According to the American Diabetes Association, diabetes is the fastest-growing health care crisis of the 21st century. Approximately 75 million Americans have it or are at risk for developing it. The disease currently is the fifth leading cause of death in the United States.
Unfortunately, the health care industry is not only seeing a dramatic increase in the number of individuals with type 2 diabetes, but the age at diagnosis is decreasing - meaning more children are being diagnosed. According to the ADA, up to 15-20 percent of America’s teens 12-18 years of age are overweight, and this averages out to more than 5 million children.
When it comes to diagnosing the disease, all individuals with diabetes do not experience symptoms. But, some individuals with type 2 diabetes can have elevated sugar levels for three to five years prior to being diagnosed. Classic symptoms of elevated blood glucose, or sugar,- levels that you might notice popping up in your daily routine are frequent urination, dry mouth and extreme thirst, extreme tiredness, extreme hunger, blurred vision, sores and cuts not healing properly, and pain, numbness, or tingling in the legs and feet.
And while the disease’s incidence rate continues to rise, it’s important to remember that there are some things that predispose an individual to developing type 2 diabetes. Those risk factors include having a family history of the disease, central obesity, having high blood pressure or high cholesterol, being 40 years or older, being a female with a history of gestational diabetes or delivering a baby weighing 9 pounds or more, and being American Indian, Hispanic/Latino, African American and Asian/Pacific Islander.
There are ways to control the onset of the disease - or eliminate it completely. First, lower your risk by making gradual diet changes. This includes reducing the portion sizes of the foods you eat, decreasing carbohydrate and fat intake, and substituting diet soft drinks in place of regular drinks.
Other ways to lower your diabetes risk include increasing activity. Increasing your activity does not necessarily have to be going to the gym daily to work out. Using the stairs instead of the elevators, and parking farther away at the store are just two examples of ways we can increase our activity on a daily basis. Studies have shown that if people who are at risk for type 2 diabetes lose 5 to 10 percent of their body weight and increase their activity on a regular basis, they can prevent or delay the development of type 2 diabetes. For patients with diabetes, just 15 to 20 minutes of moderate physical activity can lower blood sugar levels approximately 30 to 40 points.

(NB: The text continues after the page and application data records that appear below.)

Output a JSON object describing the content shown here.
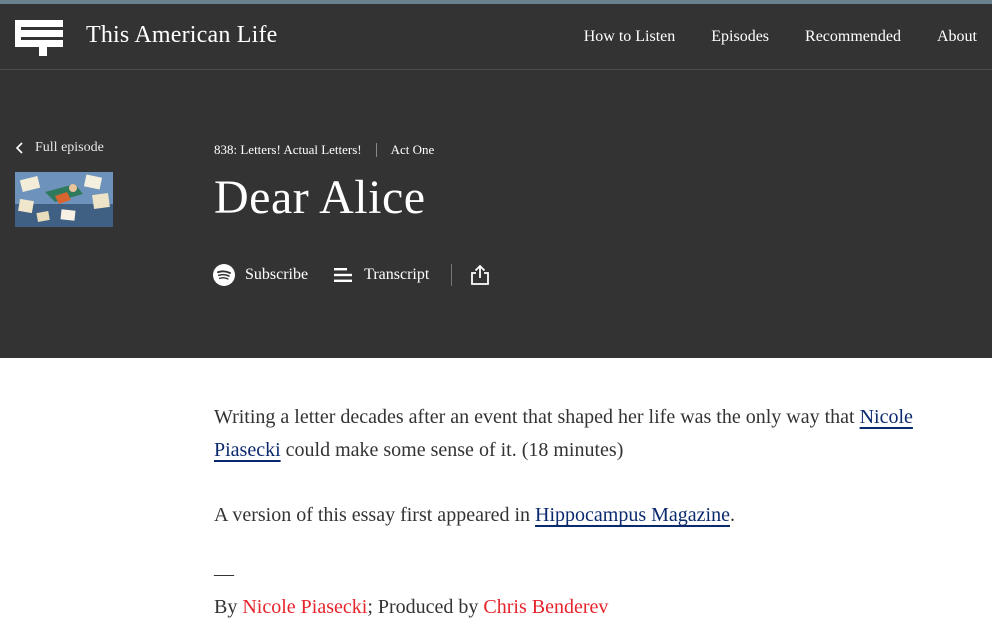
{
  "site": {
    "name": "This American Life",
    "nav": [
      "How to Listen",
      "Episodes",
      "Recommended",
      "About"
    ]
  },
  "sidebar": {
    "back_label": "Full episode"
  },
  "breadcrumb": {
    "episode": "838: Letters! Actual Letters!",
    "act": "Act One"
  },
  "page": {
    "title": "Dear Alice"
  },
  "actions": {
    "subscribe": "Subscribe",
    "transcript": "Transcript"
  },
  "body": {
    "p1_text_a": "Writing a letter decades after an event that shaped her life was the only way that ",
    "p1_link": "Nicole Piasecki",
    "p1_text_b": " could make some sense of it. (18 minutes)",
    "p2_text_a": "A version of this essay first appeared in ",
    "p2_link": "Hippocampus Magazine",
    "p2_text_b": ".",
    "dash": "—",
    "credits_by": "By ",
    "credits_author": "Nicole Piasecki",
    "credits_mid": "; Produced by ",
    "credits_producer": "Chris Benderev"
  },
  "colors": {
    "header_bg": "#333333",
    "link_blue": "#0b2a6e",
    "credit_red": "#e5242b"
  }
}
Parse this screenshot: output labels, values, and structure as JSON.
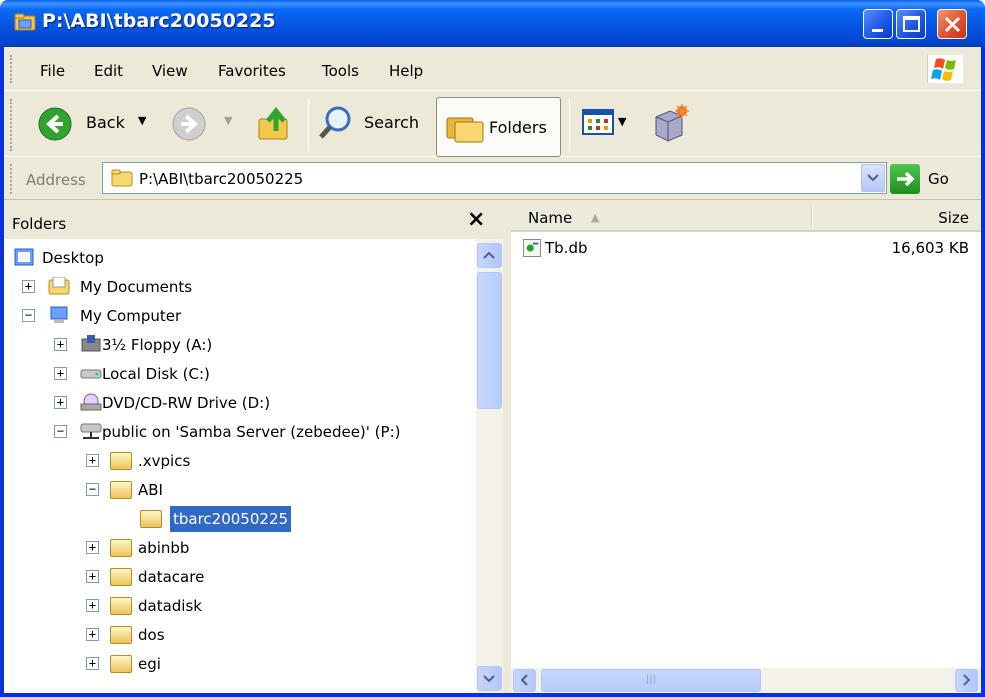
{
  "window": {
    "title": "P:\\ABI\\tbarc20050225"
  },
  "menu": [
    "File",
    "Edit",
    "View",
    "Favorites",
    "Tools",
    "Help"
  ],
  "toolbar": {
    "back_label": "Back",
    "search_label": "Search",
    "folders_label": "Folders"
  },
  "address": {
    "label": "Address",
    "value": "P:\\ABI\\tbarc20050225",
    "go_label": "Go"
  },
  "folders_pane": {
    "title": "Folders",
    "close_glyph": "×",
    "tree": [
      {
        "label": "Desktop"
      },
      {
        "label": "My Documents",
        "expander": "+"
      },
      {
        "label": "My Computer",
        "expander": "−"
      },
      {
        "label": "3½ Floppy (A:)",
        "expander": "+"
      },
      {
        "label": "Local Disk (C:)",
        "expander": "+"
      },
      {
        "label": "DVD/CD-RW Drive (D:)",
        "expander": "+"
      },
      {
        "label": "public on 'Samba Server (zebedee)' (P:)",
        "expander": "−"
      },
      {
        "label": ".xvpics",
        "expander": "+"
      },
      {
        "label": "ABI",
        "expander": "−"
      },
      {
        "label": "tbarc20050225",
        "selected": true
      },
      {
        "label": "abinbb",
        "expander": "+"
      },
      {
        "label": "datacare",
        "expander": "+"
      },
      {
        "label": "datadisk",
        "expander": "+"
      },
      {
        "label": "dos",
        "expander": "+"
      },
      {
        "label": "egi",
        "expander": "+"
      }
    ]
  },
  "file_list": {
    "columns": {
      "name": "Name",
      "size": "Size"
    },
    "files": [
      {
        "name": "Tb.db",
        "size": "16,603 KB"
      }
    ]
  },
  "colors": {
    "title_bar": "#0553e0",
    "selection": "#316ac5",
    "chrome": "#ece9d8"
  },
  "icons": [
    "explorer-folder-icon",
    "back-arrow-icon",
    "forward-arrow-icon",
    "up-folder-icon",
    "search-magnifier-icon",
    "folders-icon",
    "views-icon",
    "sync-icon",
    "go-arrow-icon",
    "windows-logo-icon"
  ]
}
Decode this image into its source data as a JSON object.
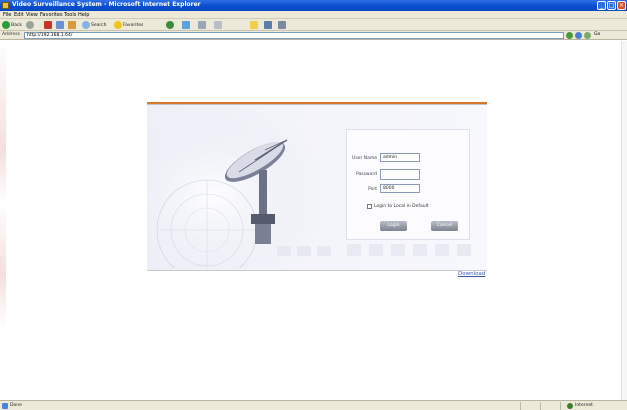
{
  "window": {
    "title": "Video Surveillance System - Microsoft Internet Explorer",
    "minimize": "_",
    "maximize": "□",
    "close": "×"
  },
  "menubar": {
    "items": [
      "File",
      "Edit",
      "View",
      "Favorites",
      "Tools",
      "Help"
    ]
  },
  "toolbar": {
    "back": "Back",
    "search": "Search",
    "favorites": "Favorites"
  },
  "addressbar": {
    "label": "Address",
    "url": "http://192.168.1.64/",
    "go": "Go"
  },
  "login": {
    "username_label": "User Name",
    "username_value": "admin",
    "password_label": "Password",
    "password_value": "",
    "port_label": "Port",
    "port_value": "8000",
    "remember_label": "Login to Local in Default",
    "login_button": "Login",
    "cancel_button": "Cancel"
  },
  "download_link": "Download",
  "statusbar": {
    "status_text": "Done",
    "zone_text": "Internet"
  },
  "colors": {
    "panel_accent": "#d7782c",
    "title_bar": "#0a4fd0",
    "link": "#3a56a8"
  }
}
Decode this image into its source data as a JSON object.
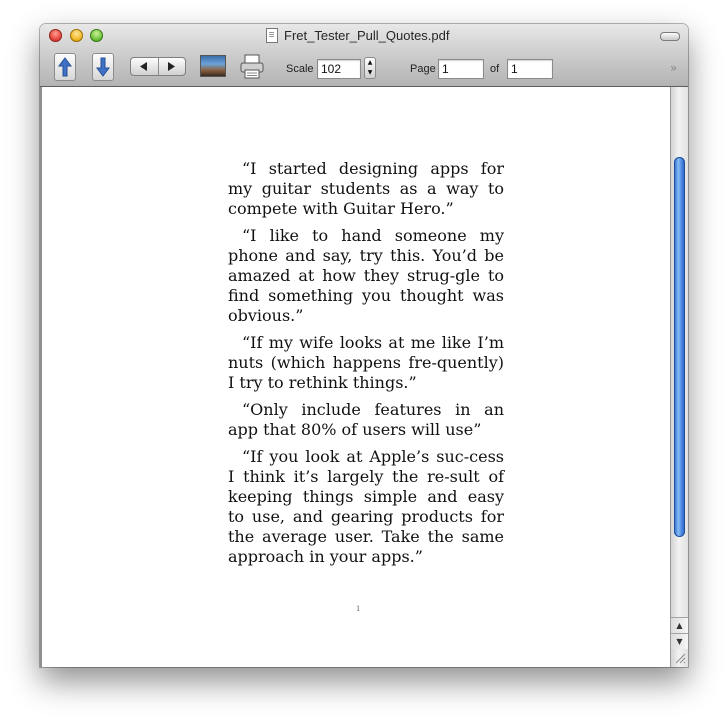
{
  "window": {
    "title": "Fret_Tester_Pull_Quotes.pdf"
  },
  "toolbar": {
    "scale_label": "Scale",
    "scale_value": "102",
    "page_label": "Page",
    "page_value": "1",
    "of_label": "of",
    "total_pages": "1",
    "overflow_glyph": "»"
  },
  "document": {
    "quotes": [
      "“I started designing apps for my guitar students as a way to compete with Guitar Hero.”",
      "“I like to hand someone my phone and say, try this. You’d be amazed at how they strug-gle to find something you thought was obvious.”",
      "“If my wife looks at me like I’m nuts (which happens fre-quently) I try to rethink things.”",
      "“Only include features in an app that 80% of users will use”",
      "“If you look at Apple’s suc-cess I think it’s largely the re-sult of keeping things simple and easy to use, and gearing products for the average user. Take the same approach in your apps.”"
    ],
    "page_number": "1"
  },
  "scrollbar": {
    "up_glyph": "▲",
    "down_glyph": "▼"
  },
  "colors": {
    "scroll_thumb": "#3f7ee0",
    "titlebar_top": "#e8e8e8",
    "titlebar_bottom": "#b3b3b3"
  },
  "icons": {
    "scroll_up_page": "arrow-up-icon",
    "scroll_down_page": "arrow-down-icon",
    "previous": "triangle-left-icon",
    "next": "triangle-right-icon",
    "image": "photo-icon",
    "print": "printer-icon"
  }
}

And while incorporating more exercise into your routine, remember, exercise not only helps with losing weight, lowering blood pressure, overall cholesterol and triglyceride levels, it also increases our HDL level, or good cholesterol, and lowers our LDL, or bad cholesterol. Other ways to do this include using canola, avocado and olive oils and eating more fiber.
For diabetes-related questions or program information, call 865-977-5767.
Dawn Hollaway is a registered nurse and certified diabetes educator at the Blount Memorial Diabetes Management Center, where she also serves as program coordinator. She also holds a master’s degree in public health.